# YOUR TASK
Nothing but a number should be given: how many lines in the entries below include the string "wallet".

[Items from a data source]
# # #

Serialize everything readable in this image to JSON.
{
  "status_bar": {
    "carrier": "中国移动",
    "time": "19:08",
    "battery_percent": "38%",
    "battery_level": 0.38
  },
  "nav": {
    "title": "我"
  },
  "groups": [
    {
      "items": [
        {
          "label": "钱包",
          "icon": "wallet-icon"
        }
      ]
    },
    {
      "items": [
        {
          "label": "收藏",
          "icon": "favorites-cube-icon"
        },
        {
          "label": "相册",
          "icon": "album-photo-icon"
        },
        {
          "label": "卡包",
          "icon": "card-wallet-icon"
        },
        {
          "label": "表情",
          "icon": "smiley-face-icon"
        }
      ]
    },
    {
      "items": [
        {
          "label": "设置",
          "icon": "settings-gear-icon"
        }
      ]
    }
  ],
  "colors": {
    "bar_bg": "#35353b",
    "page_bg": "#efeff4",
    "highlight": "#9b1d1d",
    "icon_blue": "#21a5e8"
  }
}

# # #

# OUTPUT BELOW
2